Records from a data source

========================================================================

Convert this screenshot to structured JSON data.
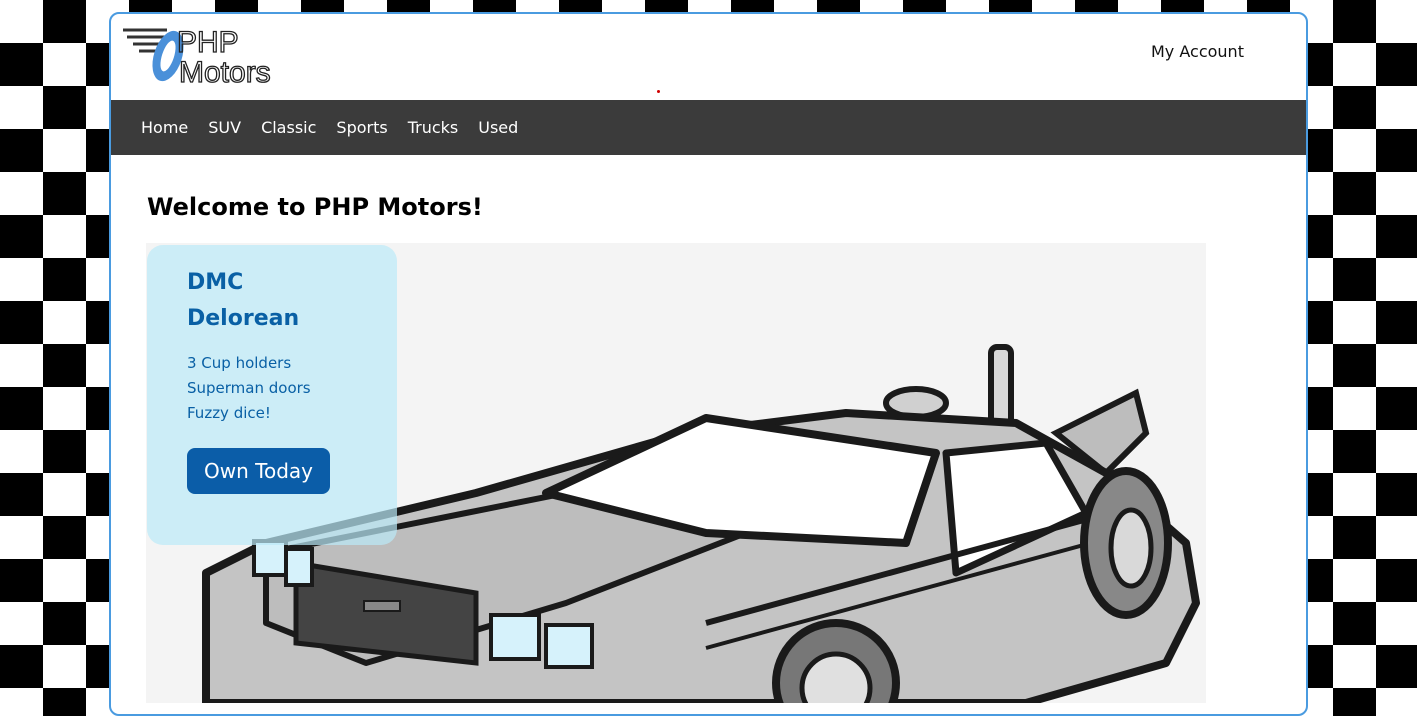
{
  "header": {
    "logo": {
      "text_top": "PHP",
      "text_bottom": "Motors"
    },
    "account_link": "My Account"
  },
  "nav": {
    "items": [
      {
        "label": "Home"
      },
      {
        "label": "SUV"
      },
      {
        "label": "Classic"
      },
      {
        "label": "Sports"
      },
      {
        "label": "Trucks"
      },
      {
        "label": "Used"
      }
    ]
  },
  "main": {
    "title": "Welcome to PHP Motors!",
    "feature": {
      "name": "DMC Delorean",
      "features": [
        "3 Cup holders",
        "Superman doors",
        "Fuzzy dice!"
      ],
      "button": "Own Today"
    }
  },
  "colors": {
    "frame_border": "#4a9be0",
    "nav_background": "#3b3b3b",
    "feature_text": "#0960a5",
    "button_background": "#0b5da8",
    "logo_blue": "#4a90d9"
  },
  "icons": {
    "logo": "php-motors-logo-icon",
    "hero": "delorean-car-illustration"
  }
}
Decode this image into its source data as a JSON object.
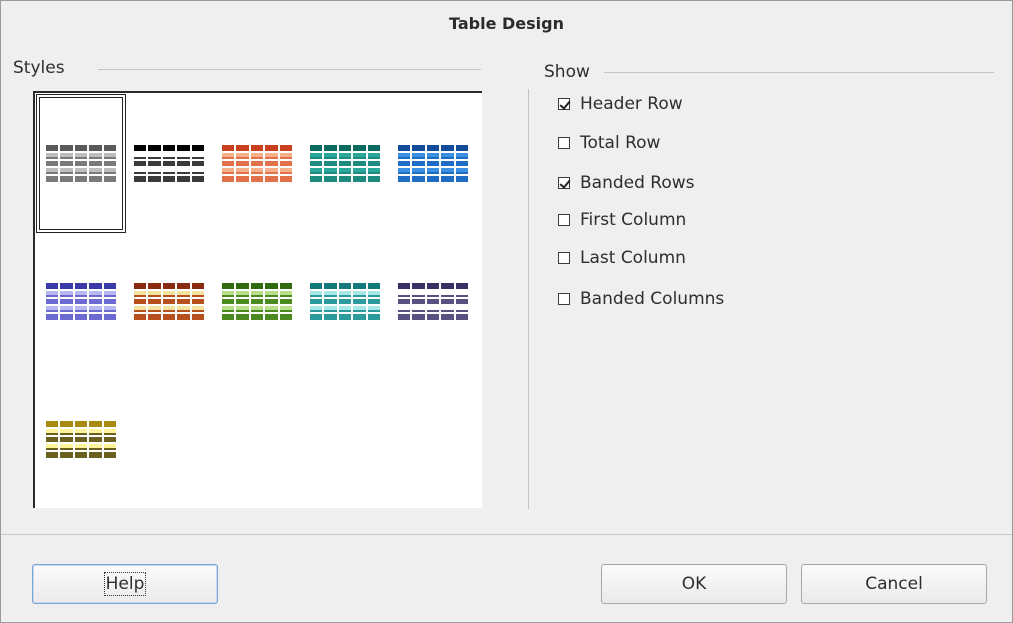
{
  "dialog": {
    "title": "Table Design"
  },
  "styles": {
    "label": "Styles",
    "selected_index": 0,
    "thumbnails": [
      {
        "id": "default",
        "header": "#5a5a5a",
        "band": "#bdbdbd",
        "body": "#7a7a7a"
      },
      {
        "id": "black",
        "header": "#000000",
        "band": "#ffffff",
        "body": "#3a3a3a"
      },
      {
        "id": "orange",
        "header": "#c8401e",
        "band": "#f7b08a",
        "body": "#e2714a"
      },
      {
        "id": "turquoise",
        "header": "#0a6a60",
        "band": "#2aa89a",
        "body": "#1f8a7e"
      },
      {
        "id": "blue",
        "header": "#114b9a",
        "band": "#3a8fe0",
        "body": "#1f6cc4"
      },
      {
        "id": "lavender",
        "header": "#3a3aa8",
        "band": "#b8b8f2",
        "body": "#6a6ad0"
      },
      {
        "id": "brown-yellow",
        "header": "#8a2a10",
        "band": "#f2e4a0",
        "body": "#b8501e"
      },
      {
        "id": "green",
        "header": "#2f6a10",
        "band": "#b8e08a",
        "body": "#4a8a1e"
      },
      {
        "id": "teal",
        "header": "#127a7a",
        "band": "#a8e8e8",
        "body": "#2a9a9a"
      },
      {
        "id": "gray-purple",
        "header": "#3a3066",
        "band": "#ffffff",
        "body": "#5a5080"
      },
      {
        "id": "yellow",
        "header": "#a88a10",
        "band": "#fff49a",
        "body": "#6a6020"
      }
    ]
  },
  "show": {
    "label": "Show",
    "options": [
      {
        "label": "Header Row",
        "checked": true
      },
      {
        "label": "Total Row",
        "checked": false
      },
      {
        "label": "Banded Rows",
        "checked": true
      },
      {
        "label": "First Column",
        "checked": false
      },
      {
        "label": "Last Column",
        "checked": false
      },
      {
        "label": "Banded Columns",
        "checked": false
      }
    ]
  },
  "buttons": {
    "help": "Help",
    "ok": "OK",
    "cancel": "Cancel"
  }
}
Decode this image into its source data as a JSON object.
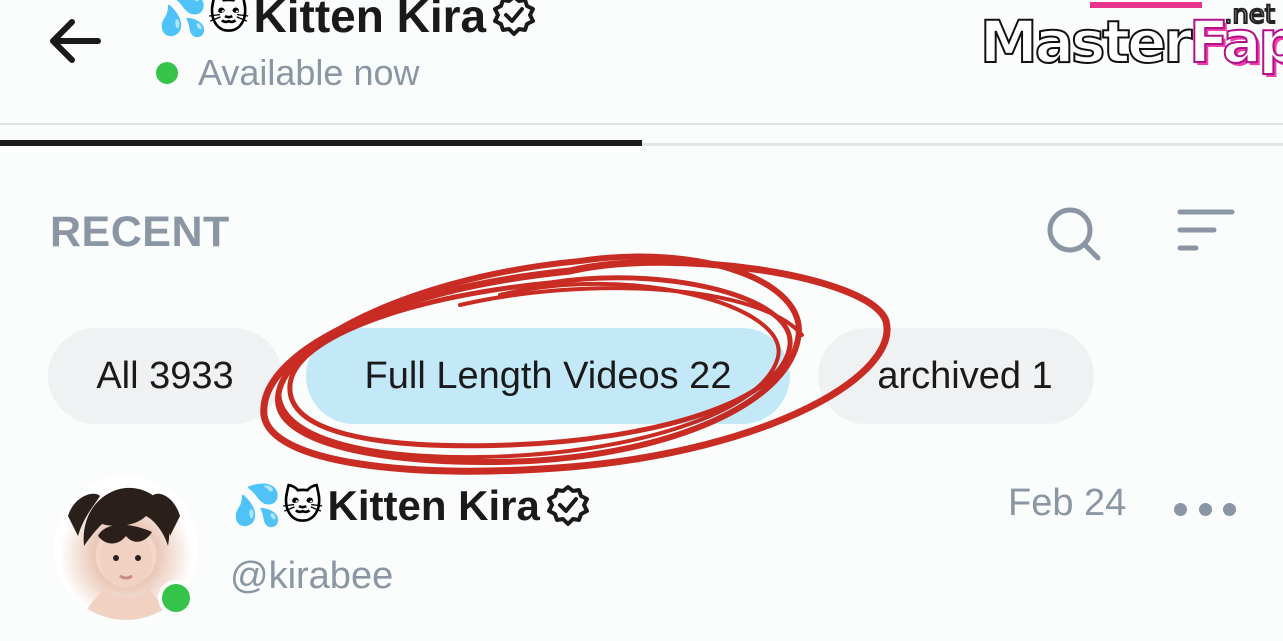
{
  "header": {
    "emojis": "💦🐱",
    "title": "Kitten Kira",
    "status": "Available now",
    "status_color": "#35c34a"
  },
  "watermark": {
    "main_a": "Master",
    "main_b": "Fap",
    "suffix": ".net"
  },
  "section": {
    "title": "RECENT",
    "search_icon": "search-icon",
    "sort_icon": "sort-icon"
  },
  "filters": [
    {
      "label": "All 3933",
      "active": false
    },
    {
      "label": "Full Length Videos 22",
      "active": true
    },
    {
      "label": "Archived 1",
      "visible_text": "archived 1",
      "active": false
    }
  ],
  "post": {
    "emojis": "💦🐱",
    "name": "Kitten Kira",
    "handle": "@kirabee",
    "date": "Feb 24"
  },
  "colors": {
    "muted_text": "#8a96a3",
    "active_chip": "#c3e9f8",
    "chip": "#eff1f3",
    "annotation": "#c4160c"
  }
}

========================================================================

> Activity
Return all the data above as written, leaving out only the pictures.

> Reply
Convert this screenshot to structured JSON data.
{
  "header": {
    "logo": {
      "text_top": "PHP",
      "text_bottom": "Motors"
    },
    "account_link": "My Account"
  },
  "nav": {
    "items": [
      {
        "label": "Home"
      },
      {
        "label": "SUV"
      },
      {
        "label": "Classic"
      },
      {
        "label": "Sports"
      },
      {
        "label": "Trucks"
      },
      {
        "label": "Used"
      }
    ]
  },
  "main": {
    "title": "Welcome to PHP Motors!",
    "feature": {
      "name": "DMC Delorean",
      "features": [
        "3 Cup holders",
        "Superman doors",
        "Fuzzy dice!"
      ],
      "button": "Own Today"
    }
  },
  "colors": {
    "frame_border": "#4a9be0",
    "nav_background": "#3b3b3b",
    "feature_text": "#0960a5",
    "button_background": "#0b5da8",
    "logo_blue": "#4a90d9"
  },
  "icons": {
    "logo": "php-motors-logo-icon",
    "hero": "delorean-car-illustration"
  }
}
Decode this image into its source data as a JSON object.
{
  "dialog": {
    "title": "Table Design"
  },
  "styles": {
    "label": "Styles",
    "selected_index": 0,
    "thumbnails": [
      {
        "id": "default",
        "header": "#5a5a5a",
        "band": "#bdbdbd",
        "body": "#7a7a7a"
      },
      {
        "id": "black",
        "header": "#000000",
        "band": "#ffffff",
        "body": "#3a3a3a"
      },
      {
        "id": "orange",
        "header": "#c8401e",
        "band": "#f7b08a",
        "body": "#e2714a"
      },
      {
        "id": "turquoise",
        "header": "#0a6a60",
        "band": "#2aa89a",
        "body": "#1f8a7e"
      },
      {
        "id": "blue",
        "header": "#114b9a",
        "band": "#3a8fe0",
        "body": "#1f6cc4"
      },
      {
        "id": "lavender",
        "header": "#3a3aa8",
        "band": "#b8b8f2",
        "body": "#6a6ad0"
      },
      {
        "id": "brown-yellow",
        "header": "#8a2a10",
        "band": "#f2e4a0",
        "body": "#b8501e"
      },
      {
        "id": "green",
        "header": "#2f6a10",
        "band": "#b8e08a",
        "body": "#4a8a1e"
      },
      {
        "id": "teal",
        "header": "#127a7a",
        "band": "#a8e8e8",
        "body": "#2a9a9a"
      },
      {
        "id": "gray-purple",
        "header": "#3a3066",
        "band": "#ffffff",
        "body": "#5a5080"
      },
      {
        "id": "yellow",
        "header": "#a88a10",
        "band": "#fff49a",
        "body": "#6a6020"
      }
    ]
  },
  "show": {
    "label": "Show",
    "options": [
      {
        "label": "Header Row",
        "checked": true
      },
      {
        "label": "Total Row",
        "checked": false
      },
      {
        "label": "Banded Rows",
        "checked": true
      },
      {
        "label": "First Column",
        "checked": false
      },
      {
        "label": "Last Column",
        "checked": false
      },
      {
        "label": "Banded Columns",
        "checked": false
      }
    ]
  },
  "buttons": {
    "help": "Help",
    "ok": "OK",
    "cancel": "Cancel"
  }
}
Decode this image into its source data as a JSON object.
{
  "header": {
    "emojis": "💦🐱",
    "title": "Kitten Kira",
    "status": "Available now",
    "status_color": "#35c34a"
  },
  "watermark": {
    "main_a": "Master",
    "main_b": "Fap",
    "suffix": ".net"
  },
  "section": {
    "title": "RECENT",
    "search_icon": "search-icon",
    "sort_icon": "sort-icon"
  },
  "filters": [
    {
      "label": "All 3933",
      "active": false
    },
    {
      "label": "Full Length Videos 22",
      "active": true
    },
    {
      "label": "Archived 1",
      "visible_text": "archived 1",
      "active": false
    }
  ],
  "post": {
    "emojis": "💦🐱",
    "name": "Kitten Kira",
    "handle": "@kirabee",
    "date": "Feb 24"
  },
  "colors": {
    "muted_text": "#8a96a3",
    "active_chip": "#c3e9f8",
    "chip": "#eff1f3",
    "annotation": "#c4160c"
  }
}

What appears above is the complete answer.